  • At a workshop, do you stay silent when other attendees are discussing and giving feedback on poems brought to/written at the workshop or do you join in?
  • When your poem is being discussed, do you expect unconditional praise or listen to the feedback with the aim of taking it away and assessing it later?
  • When you blog about the workshop, do you do a diary-style ‘I went to this workshop’ entry or do you share lessons or techniques learnt at the workshop?
  • When submitting poems to magazines, do you assume a standard submission format will do or do you check the guidelines given by the magazine?
  • Was your last post/status update about you or someone else?

We all slip up sometimes: the odd, unintended simultaneous submission, too tired to double-check guidelines after a long day, public transport failures meant we were running late and we irritably said something out of turn or reacted without thinking through the consequences. But only sometimes.

When you start out as a poet, it may feel as if you don’t have much to give. You want advice from other poets, feel you need all the feedback you can get, want the practice from open mic slots, feel you need to know how to get established.

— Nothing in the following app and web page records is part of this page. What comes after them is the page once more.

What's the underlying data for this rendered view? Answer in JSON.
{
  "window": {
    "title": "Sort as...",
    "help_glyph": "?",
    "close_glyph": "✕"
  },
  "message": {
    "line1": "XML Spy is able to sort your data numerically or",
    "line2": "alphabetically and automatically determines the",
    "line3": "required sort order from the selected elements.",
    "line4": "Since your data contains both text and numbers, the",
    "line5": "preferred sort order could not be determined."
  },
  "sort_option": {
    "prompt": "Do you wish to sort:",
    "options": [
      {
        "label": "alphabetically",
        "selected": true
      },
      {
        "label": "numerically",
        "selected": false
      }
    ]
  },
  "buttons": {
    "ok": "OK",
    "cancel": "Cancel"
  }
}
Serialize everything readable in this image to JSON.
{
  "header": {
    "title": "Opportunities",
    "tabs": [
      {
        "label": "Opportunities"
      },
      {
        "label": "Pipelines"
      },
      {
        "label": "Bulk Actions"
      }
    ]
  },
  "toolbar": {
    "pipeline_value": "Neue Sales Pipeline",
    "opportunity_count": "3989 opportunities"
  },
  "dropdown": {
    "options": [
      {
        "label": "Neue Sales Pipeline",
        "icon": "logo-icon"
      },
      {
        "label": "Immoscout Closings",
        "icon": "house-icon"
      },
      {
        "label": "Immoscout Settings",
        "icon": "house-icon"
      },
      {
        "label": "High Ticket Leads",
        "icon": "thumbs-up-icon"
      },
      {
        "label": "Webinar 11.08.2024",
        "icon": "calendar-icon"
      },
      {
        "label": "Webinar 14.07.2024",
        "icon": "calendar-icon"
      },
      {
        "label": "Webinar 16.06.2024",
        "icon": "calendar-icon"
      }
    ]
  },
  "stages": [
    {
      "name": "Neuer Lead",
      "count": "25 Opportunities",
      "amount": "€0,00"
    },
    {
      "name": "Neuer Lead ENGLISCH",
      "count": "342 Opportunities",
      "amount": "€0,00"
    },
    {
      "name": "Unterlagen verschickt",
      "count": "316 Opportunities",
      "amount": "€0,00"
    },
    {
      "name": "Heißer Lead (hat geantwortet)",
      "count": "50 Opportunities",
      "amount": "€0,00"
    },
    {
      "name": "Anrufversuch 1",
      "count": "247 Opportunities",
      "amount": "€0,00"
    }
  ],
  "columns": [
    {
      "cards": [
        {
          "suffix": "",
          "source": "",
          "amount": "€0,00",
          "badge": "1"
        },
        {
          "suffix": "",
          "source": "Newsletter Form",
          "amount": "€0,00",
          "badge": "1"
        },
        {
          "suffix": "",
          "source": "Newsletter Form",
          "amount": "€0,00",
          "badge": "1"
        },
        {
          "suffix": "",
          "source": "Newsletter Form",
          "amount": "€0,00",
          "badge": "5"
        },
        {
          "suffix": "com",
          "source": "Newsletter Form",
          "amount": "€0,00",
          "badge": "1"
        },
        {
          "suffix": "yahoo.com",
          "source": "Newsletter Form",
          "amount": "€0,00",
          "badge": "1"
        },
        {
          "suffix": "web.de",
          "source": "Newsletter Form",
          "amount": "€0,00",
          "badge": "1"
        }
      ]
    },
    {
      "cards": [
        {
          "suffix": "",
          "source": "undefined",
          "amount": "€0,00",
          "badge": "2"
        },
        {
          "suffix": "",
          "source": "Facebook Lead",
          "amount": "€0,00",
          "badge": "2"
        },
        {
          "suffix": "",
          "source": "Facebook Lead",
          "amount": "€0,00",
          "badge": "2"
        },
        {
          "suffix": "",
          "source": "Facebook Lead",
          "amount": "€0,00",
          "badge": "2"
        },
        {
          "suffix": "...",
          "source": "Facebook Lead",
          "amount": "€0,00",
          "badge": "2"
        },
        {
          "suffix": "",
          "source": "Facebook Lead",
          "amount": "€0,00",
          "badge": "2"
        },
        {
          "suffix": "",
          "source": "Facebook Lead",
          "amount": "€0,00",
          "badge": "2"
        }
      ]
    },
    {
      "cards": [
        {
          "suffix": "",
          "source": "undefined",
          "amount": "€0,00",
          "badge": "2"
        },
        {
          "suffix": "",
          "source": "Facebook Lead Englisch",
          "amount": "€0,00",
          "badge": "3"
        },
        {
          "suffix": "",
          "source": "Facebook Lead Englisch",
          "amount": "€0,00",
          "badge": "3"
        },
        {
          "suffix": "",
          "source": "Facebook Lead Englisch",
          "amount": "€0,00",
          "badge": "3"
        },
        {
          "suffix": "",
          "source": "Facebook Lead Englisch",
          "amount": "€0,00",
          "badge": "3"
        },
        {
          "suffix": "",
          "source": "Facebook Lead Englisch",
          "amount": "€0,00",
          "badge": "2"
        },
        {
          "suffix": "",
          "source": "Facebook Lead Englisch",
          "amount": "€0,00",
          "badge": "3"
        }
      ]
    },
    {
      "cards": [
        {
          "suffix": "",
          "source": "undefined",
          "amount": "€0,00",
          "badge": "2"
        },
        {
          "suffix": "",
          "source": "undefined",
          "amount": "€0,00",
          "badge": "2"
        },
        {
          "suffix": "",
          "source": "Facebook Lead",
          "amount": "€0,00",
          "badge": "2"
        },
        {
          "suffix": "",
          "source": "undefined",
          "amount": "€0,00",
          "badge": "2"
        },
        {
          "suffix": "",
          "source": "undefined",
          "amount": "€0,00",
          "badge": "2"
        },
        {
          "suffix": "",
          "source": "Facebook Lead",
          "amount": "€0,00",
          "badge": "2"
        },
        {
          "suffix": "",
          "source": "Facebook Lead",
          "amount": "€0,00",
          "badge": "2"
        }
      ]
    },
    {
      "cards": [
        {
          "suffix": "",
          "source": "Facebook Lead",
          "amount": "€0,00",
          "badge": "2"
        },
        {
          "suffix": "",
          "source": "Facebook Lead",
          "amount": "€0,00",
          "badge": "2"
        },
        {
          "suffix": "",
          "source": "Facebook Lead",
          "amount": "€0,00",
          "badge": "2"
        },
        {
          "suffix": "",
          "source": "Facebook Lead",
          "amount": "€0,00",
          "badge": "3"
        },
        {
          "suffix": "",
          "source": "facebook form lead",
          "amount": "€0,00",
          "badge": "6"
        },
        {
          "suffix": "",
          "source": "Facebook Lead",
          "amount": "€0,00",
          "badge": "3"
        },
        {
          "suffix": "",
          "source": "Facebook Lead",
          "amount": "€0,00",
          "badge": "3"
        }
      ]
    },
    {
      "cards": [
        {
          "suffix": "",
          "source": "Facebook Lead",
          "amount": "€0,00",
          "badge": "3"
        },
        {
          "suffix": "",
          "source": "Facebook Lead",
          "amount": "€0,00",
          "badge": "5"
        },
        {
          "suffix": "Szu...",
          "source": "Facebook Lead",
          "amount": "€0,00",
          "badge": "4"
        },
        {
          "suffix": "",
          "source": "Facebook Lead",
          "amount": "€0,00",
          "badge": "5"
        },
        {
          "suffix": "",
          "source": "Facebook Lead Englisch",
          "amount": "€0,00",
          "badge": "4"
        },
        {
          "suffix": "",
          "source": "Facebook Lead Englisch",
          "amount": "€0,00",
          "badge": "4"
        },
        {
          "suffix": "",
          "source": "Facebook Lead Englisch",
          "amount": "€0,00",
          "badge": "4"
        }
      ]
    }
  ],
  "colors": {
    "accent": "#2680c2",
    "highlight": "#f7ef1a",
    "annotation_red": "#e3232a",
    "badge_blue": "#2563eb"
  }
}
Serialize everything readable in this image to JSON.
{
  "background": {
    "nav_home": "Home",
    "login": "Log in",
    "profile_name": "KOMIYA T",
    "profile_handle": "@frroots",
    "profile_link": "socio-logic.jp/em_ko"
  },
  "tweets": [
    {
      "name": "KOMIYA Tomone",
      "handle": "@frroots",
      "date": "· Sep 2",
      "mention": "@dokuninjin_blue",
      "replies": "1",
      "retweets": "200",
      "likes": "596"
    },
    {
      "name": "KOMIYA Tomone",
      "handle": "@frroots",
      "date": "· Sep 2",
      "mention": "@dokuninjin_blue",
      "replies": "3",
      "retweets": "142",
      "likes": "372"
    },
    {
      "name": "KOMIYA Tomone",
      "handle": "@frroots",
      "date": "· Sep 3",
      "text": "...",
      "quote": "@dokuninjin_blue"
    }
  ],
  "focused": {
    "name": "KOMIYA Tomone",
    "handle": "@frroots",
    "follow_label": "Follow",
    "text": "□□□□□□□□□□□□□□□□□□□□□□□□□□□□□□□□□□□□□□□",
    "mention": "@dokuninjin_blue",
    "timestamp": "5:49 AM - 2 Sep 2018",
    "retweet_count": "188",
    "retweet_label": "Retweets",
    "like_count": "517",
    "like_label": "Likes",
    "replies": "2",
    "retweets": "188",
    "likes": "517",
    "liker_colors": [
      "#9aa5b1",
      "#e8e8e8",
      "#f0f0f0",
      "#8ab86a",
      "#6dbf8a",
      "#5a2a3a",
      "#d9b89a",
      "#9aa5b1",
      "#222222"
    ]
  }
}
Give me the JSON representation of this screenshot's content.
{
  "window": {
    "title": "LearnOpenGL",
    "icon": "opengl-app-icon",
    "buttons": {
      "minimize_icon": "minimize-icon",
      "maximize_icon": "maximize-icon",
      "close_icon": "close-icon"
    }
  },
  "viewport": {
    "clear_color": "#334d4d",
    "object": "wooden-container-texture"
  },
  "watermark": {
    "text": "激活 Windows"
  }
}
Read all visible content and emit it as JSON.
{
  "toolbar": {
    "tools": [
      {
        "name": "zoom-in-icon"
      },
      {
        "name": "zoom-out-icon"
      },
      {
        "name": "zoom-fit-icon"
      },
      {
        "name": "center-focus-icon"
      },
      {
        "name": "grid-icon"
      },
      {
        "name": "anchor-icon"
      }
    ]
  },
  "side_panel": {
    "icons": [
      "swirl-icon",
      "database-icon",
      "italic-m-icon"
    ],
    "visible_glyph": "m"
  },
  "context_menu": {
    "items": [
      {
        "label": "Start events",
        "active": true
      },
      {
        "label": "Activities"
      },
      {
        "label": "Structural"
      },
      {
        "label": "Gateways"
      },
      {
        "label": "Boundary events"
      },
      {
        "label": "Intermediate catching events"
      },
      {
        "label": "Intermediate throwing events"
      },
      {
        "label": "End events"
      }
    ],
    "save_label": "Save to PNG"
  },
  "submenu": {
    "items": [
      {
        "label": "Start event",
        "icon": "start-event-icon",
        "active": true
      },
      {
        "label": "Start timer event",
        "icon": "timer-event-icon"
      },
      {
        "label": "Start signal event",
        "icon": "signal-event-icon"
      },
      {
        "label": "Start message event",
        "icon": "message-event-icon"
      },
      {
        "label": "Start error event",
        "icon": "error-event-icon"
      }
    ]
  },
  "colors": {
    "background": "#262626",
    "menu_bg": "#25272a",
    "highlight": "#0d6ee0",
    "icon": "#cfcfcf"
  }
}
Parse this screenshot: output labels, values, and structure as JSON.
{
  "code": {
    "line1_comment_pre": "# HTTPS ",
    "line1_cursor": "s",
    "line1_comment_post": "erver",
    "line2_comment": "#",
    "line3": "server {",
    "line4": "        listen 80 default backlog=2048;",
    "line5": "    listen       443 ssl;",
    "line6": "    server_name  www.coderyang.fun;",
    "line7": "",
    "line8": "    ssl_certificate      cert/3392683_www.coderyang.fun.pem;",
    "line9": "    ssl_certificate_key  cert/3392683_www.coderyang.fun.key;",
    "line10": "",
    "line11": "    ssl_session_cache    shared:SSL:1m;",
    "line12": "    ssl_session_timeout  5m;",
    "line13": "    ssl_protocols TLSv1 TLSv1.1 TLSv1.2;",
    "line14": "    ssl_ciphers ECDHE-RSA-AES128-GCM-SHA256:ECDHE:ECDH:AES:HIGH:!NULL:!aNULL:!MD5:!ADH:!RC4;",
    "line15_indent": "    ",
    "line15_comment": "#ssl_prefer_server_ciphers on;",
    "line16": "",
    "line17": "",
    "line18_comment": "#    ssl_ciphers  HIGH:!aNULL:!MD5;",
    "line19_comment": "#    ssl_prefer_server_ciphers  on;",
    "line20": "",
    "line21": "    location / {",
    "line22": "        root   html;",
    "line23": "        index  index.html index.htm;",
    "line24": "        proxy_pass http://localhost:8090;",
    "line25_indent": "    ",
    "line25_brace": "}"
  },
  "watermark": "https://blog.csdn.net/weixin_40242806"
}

But you are not a gawping drain of need. Behaving like one may get you immediate attention, but that will soon fade and isn’t a viable long term strategy.

You can give by listening and watching other poets, read work by others, share news and blog posts, help promote the magazines you want to be published in, promote the readings you want to be invited to take part in, even write reviews (two sentences on a bookseller’s site is better than silence).

Poet A getting an acceptance was not the reason for your rejection.
Poet B got the last open mic slot by patiently waiting their turn instead of trying to queue jump.
Poet C gets plenty of shares for her blog post because it wasn’t about her, but shared useful, practical information.
Poet D always gets an audience because she puts everyone at ease and makes them feel welcome.
Poet E got a mountain of incisive workshop comments because she took the time to feedback on everyone else’s poems.
Poet F got her book reviewed because she asked the reviewer before sending the book, instead of sending an unsolicited free copy and demanding a review in return.

Social media is for sharing, what did you share today?